SANA, Yemen — Yemeni warplanes struck outside a desert village near the border with Saudi Arabia on Friday, killing six al-Qaida operatives, including the group's top military leader in the country, security officials said.
The military chief, who escaped a government attack targeting him last month, was one of Yemen's most-wanted militants and had plotted to assassinate the U.S. ambassador.
Yemen, with the help of U.S. counterterrorism aid and training, has intensified an offensive against al-Qaida in the Arabian Peninsula, which has gained global attention since it claimed responsibility for a failed effort to bomb a Detroit-bound passenger jet on Dec. 25.
It was not immediately clear if the United States was directly involved in Friday's strike in Yemen. The country's government, which depends in part on the support of powerful Islamic radicals to maintain its fragile hold on power, is deeply wary of being seen as too closely allied with Washington.

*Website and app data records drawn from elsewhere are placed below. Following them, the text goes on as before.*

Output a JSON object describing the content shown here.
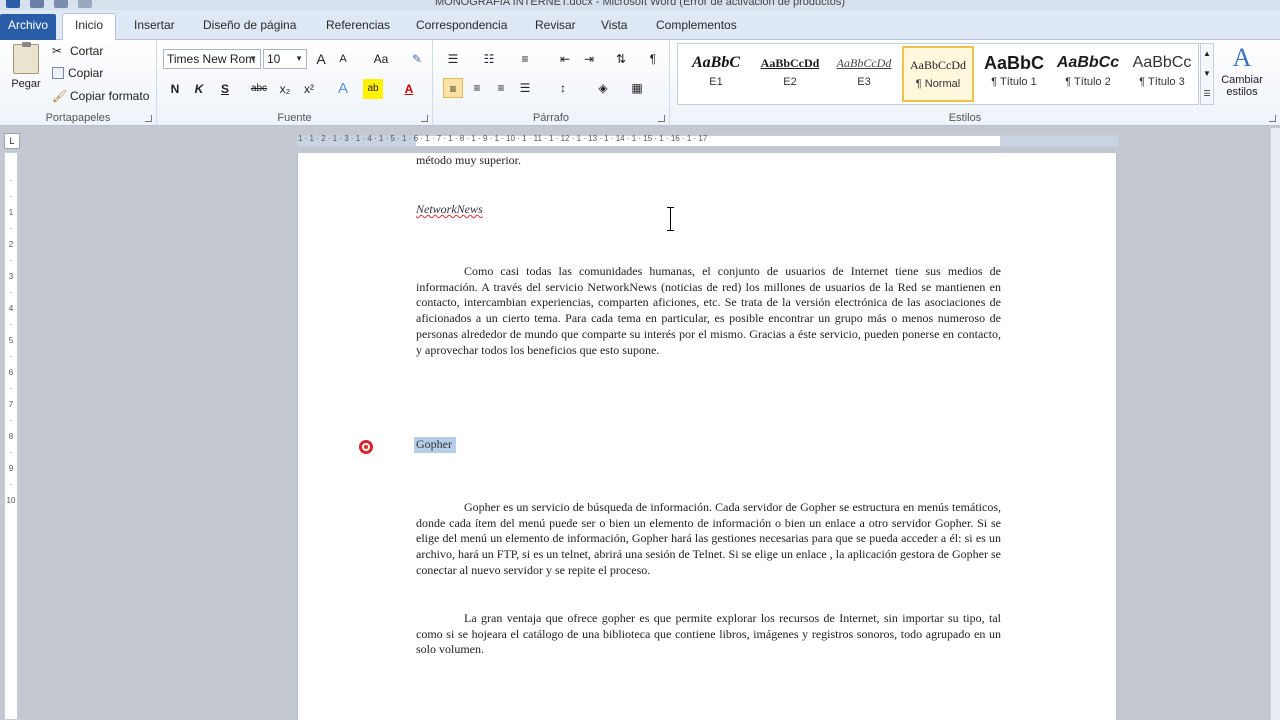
{
  "window": {
    "title": "MONOGRAFIA INTERNET.docx - Microsoft Word (Error de activación de productos)"
  },
  "tabs": [
    {
      "label": "Archivo"
    },
    {
      "label": "Inicio"
    },
    {
      "label": "Insertar"
    },
    {
      "label": "Diseño de página"
    },
    {
      "label": "Referencias"
    },
    {
      "label": "Correspondencia"
    },
    {
      "label": "Revisar"
    },
    {
      "label": "Vista"
    },
    {
      "label": "Complementos"
    }
  ],
  "ribbon": {
    "clipboard": {
      "paste": "Pegar",
      "cut": "Cortar",
      "copy": "Copiar",
      "format_painter": "Copiar formato",
      "group_label": "Portapapeles"
    },
    "font": {
      "family": "Times New Rom",
      "size": "10",
      "grow": "A",
      "shrink": "A",
      "case": "Aa",
      "bold": "N",
      "italic": "K",
      "underline": "S",
      "strike": "abc",
      "subscript": "x₂",
      "superscript": "x²",
      "group_label": "Fuente"
    },
    "paragraph": {
      "group_label": "Párrafo"
    },
    "styles": {
      "items": [
        {
          "sample": "AaBbC",
          "name": "E1"
        },
        {
          "sample": "AaBbCcDd",
          "name": "E2"
        },
        {
          "sample": "AaBbCcDd",
          "name": "E3"
        },
        {
          "sample": "AaBbCcDd",
          "name": "¶ Normal"
        },
        {
          "sample": "AaBbC",
          "name": "¶ Título 1"
        },
        {
          "sample": "AaBbCc",
          "name": "¶ Título 2"
        },
        {
          "sample": "AaBbCc",
          "name": "¶ Título 3"
        }
      ],
      "change_styles": "Cambiar estilos",
      "group_label": "Estilos"
    }
  },
  "ruler": {
    "numbers": "1 · 1 · 2 · 1 · 3 · 1 · 4 · 1 · 5 · 1 · 6 · 1 · 7 · 1 · 8 · 1 · 9 · 1 · 10 · 1 · 11 · 1 · 12 · 1 · 13 · 1 · 14 · 1 · 15 · 1 · 16 · 1 · 17"
  },
  "document": {
    "prev_line": "método muy superior.",
    "heading1": "NetworkNews",
    "para1": "Como casi todas las comunidades humanas, el conjunto de usuarios de Internet tiene sus medios de información. A través del servicio NetworkNews (noticias de red) los millones de usuarios de la Red se mantienen en contacto, intercambian experiencias, comparten aficiones, etc. Se trata de la versión electrónica de las asociaciones de aficionados a un cierto tema. Para cada tema en particular, es posible encontrar un grupo más o menos numeroso de personas alrededor de mundo que comparte su interés por el mismo. Gracias a éste servicio, pueden ponerse en contacto, y aprovechar todos los beneficios que esto supone.",
    "heading2": "Gopher",
    "para2": "Gopher es un servicio de búsqueda de información. Cada servidor de Gopher se estructura en menús temáticos, donde cada ítem del menú puede ser o bien un elemento de información o bien un enlace a otro servidor Gopher. Si se elige del menú un elemento de información, Gopher hará las gestiones necesarias para que se pueda acceder a él: si es un archivo, hará un FTP, si es un telnet, abrirá una sesión de Telnet. Si se elige un enlace , la aplicación gestora de Gopher se conectar al nuevo servidor y se repite el proceso.",
    "para3": "La gran ventaja que ofrece gopher es que permite explorar los recursos de Internet, sin importar su tipo, tal como si se hojeara el catálogo de una biblioteca que contiene libros, imágenes y registros sonoros, todo agrupado en un solo volumen."
  },
  "colors": {
    "file_tab": "#2a5da8",
    "selection": "#b5cde8",
    "highlight_button": "#fce2a4",
    "revision_mark": "#d9252b"
  }
}
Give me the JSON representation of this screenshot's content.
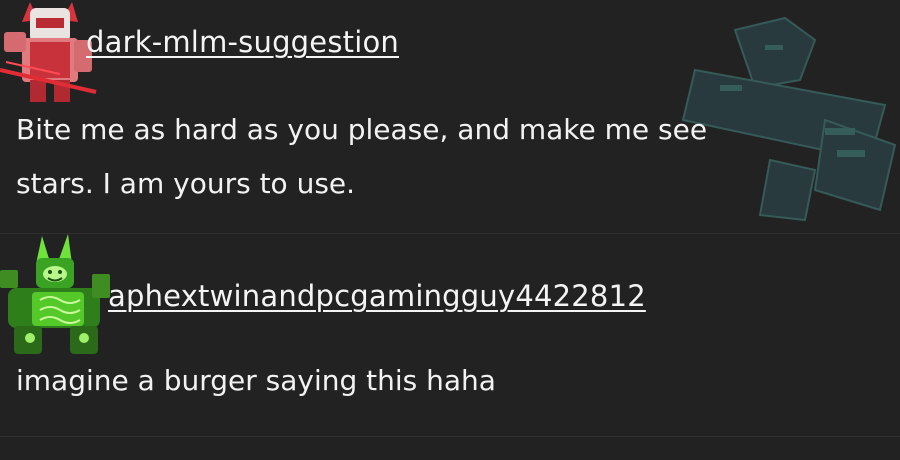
{
  "posts": [
    {
      "username": "dark-mlm-suggestion",
      "text": "Bite me as hard as you please, and make me see\nstars. I am yours to use."
    },
    {
      "username": "aphextwinandpcgamingguy4422812",
      "text": "imagine a burger saying this haha"
    }
  ],
  "colors": {
    "background": "#222223",
    "text": "#f2f2f2",
    "divider": "#2f2f30",
    "avatar1_primary": "#c8323b",
    "avatar2_primary": "#4fd62a",
    "deco_primary": "#38b7b0"
  },
  "icons": {
    "avatar1": "red-robot-avatar-icon",
    "avatar2": "green-robot-avatar-icon",
    "decoration": "robot-figure-icon"
  }
}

Four of those killed were on Yemen's list of most-wanted al-Qaida figures, including Qassim al-Raimi, the top military chief in the terrorist network's offshoot in Yemen. The attack took place near the village of Yatama, about 118 miles northeast of the capital, Sana.

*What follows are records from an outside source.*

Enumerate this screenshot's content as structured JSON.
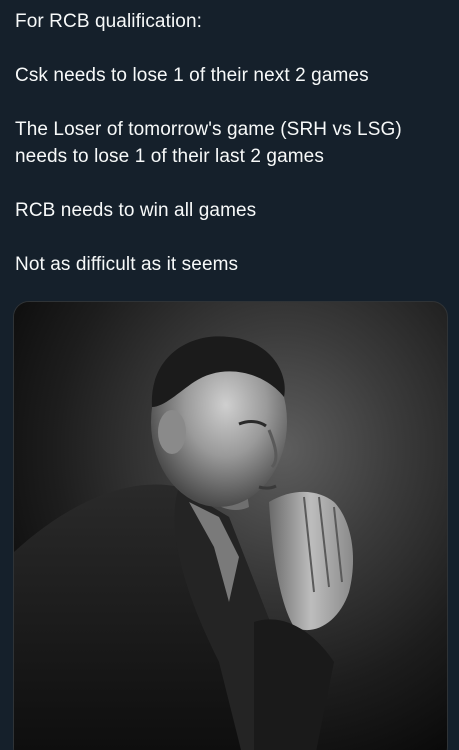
{
  "tweet": {
    "lines": [
      "For RCB qualification:",
      "Csk needs to lose 1 of their next 2 games",
      "The Loser of tomorrow's game (SRH vs LSG) needs to lose 1 of their last 2 games",
      "RCB needs to win all games",
      "Not as difficult as it seems"
    ]
  },
  "media": {
    "type": "photo",
    "style": "black-and-white portrait, man with hands pressed together thoughtfully",
    "colors": {
      "background": "#15202b",
      "text": "#f7f9f9"
    }
  }
}
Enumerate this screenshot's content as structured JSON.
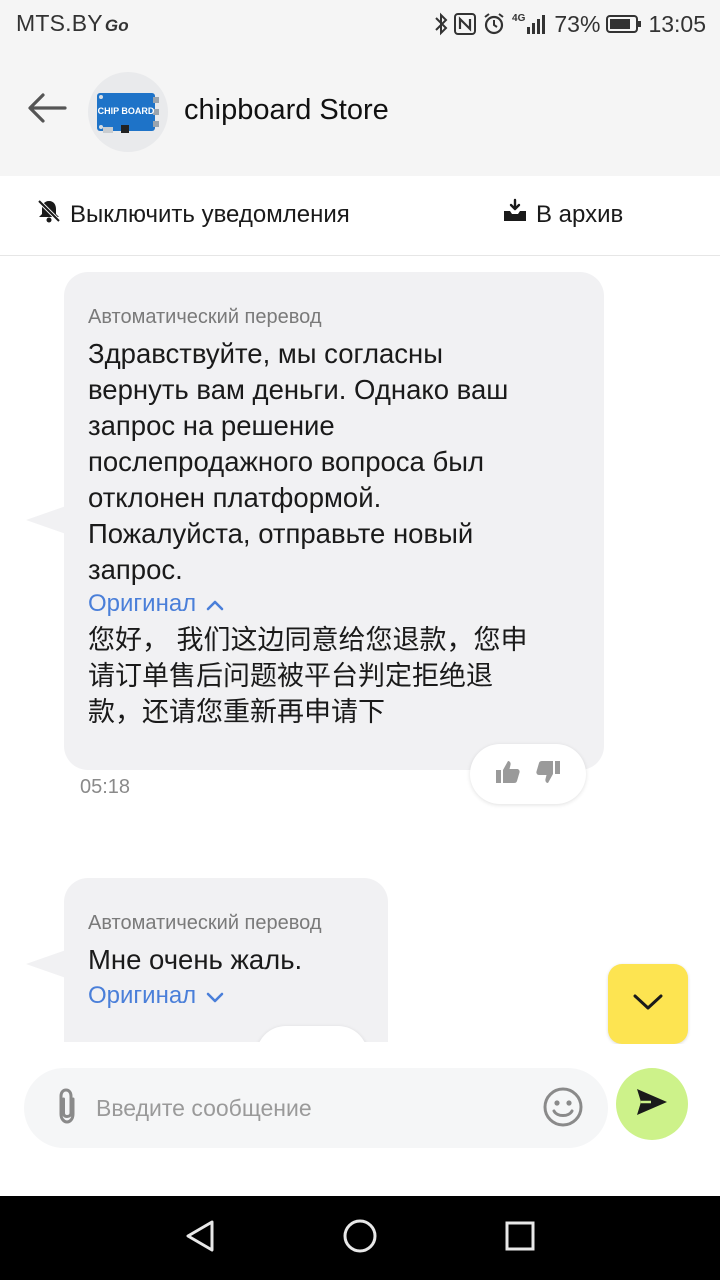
{
  "status_bar": {
    "carrier": "MTS.BY",
    "carrier_badge": "Go",
    "network": "4G",
    "battery": "73%",
    "time": "13:05"
  },
  "header": {
    "title": "chipboard Store",
    "avatar_label": "CHIP BOARD"
  },
  "actions": {
    "mute_label": "Выключить уведомления",
    "archive_label": "В архив"
  },
  "messages": [
    {
      "auto_label": "Автоматический перевод",
      "text_lines": [
        "Здравствуйте, мы согласны",
        "вернуть вам деньги. Однако ваш",
        "запрос на решение",
        "послепродажного вопроса был",
        "отклонен платформой.",
        "Пожалуйста, отправьте новый",
        "запрос."
      ],
      "original_link": "Оригинал",
      "original_expanded": true,
      "original_lines": [
        "您好， 我们这边同意给您退款，您申",
        "请订单售后问题被平台判定拒绝退",
        "款，还请您重新再申请下"
      ],
      "time": "05:18"
    },
    {
      "auto_label": "Автоматический перевод",
      "text_lines": [
        "Мне очень жаль."
      ],
      "original_link": "Оригинал",
      "original_expanded": false
    }
  ],
  "composer": {
    "placeholder": "Введите сообщение"
  },
  "colors": {
    "accent_yellow": "#fde451",
    "send_green": "#cdf28a",
    "link_blue": "#4a7fd9",
    "bubble_gray": "#f1f1f3"
  },
  "icons": {
    "back": "arrow-left-icon",
    "mute": "bell-off-icon",
    "archive": "archive-icon",
    "like": "thumbs-up-icon",
    "dislike": "thumbs-down-icon",
    "scroll": "chevron-down-icon",
    "attach": "paperclip-icon",
    "emoji": "smiley-icon",
    "send": "send-icon"
  }
}
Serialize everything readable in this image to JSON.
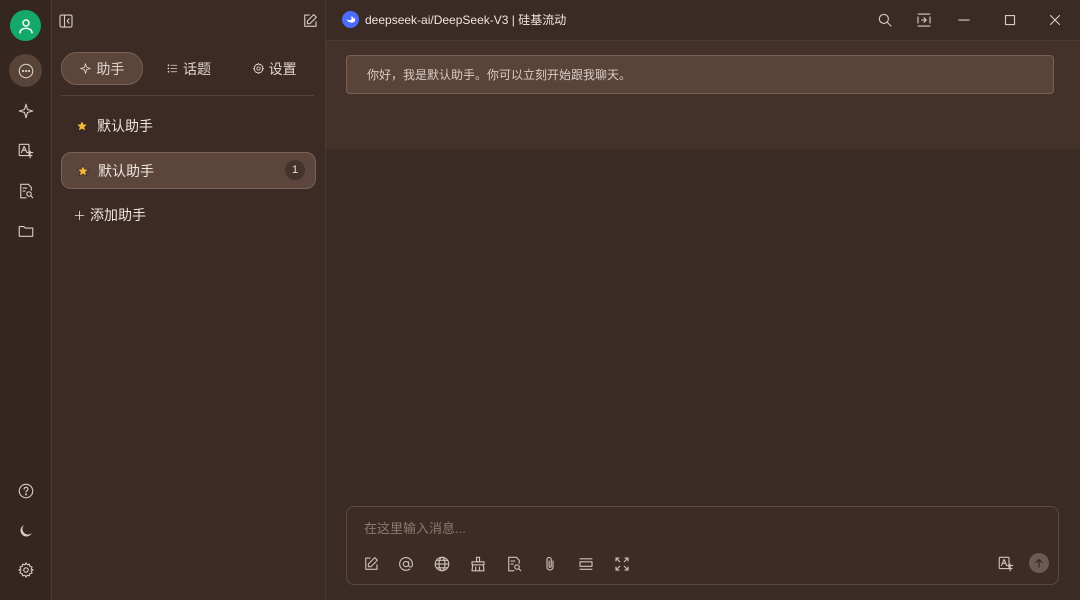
{
  "window": {
    "model_name": "deepseek-ai/DeepSeek-V3 | 硅基流动"
  },
  "panel": {
    "tabs": [
      {
        "label": "助手",
        "icon": "sparkle-icon",
        "active": true
      },
      {
        "label": "话题",
        "icon": "list-icon",
        "active": false
      },
      {
        "label": "设置",
        "icon": "gear-icon",
        "active": false
      }
    ],
    "assistants": [
      {
        "name": "默认助手",
        "icon": "star-icon",
        "active": false
      },
      {
        "name": "默认助手",
        "icon": "star-icon",
        "active": true,
        "count": "1"
      }
    ],
    "add_label": "添加助手"
  },
  "chat": {
    "greeting": "你好，我是默认助手。你可以立刻开始跟我聊天。",
    "input_placeholder": "在这里输入消息..."
  },
  "colors": {
    "background": "#3a2b24",
    "accent_avatar": "#14a86a",
    "star": "#f5b83d",
    "model_logo": "#4d6bfe"
  }
}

Yemen has wrongly reported his death in the past. A written statement from the government's Supreme Security Committee said that this time it had intelligence that al-Raimi was among those in two cars that were destroyed in the airstrike on the edge of Jouf province.
Jouf's provincial governor, Hussein Hazib, confirmed six al-Qaida militants were killed in the strike but said he did not yet know their identities.
Also among the dead in Friday's strike was Ammar al-Waeli, who was accused of involvement in a July 2007 suicide bombing that killed eight Spanish tourists and two Yemenis in central Yemen.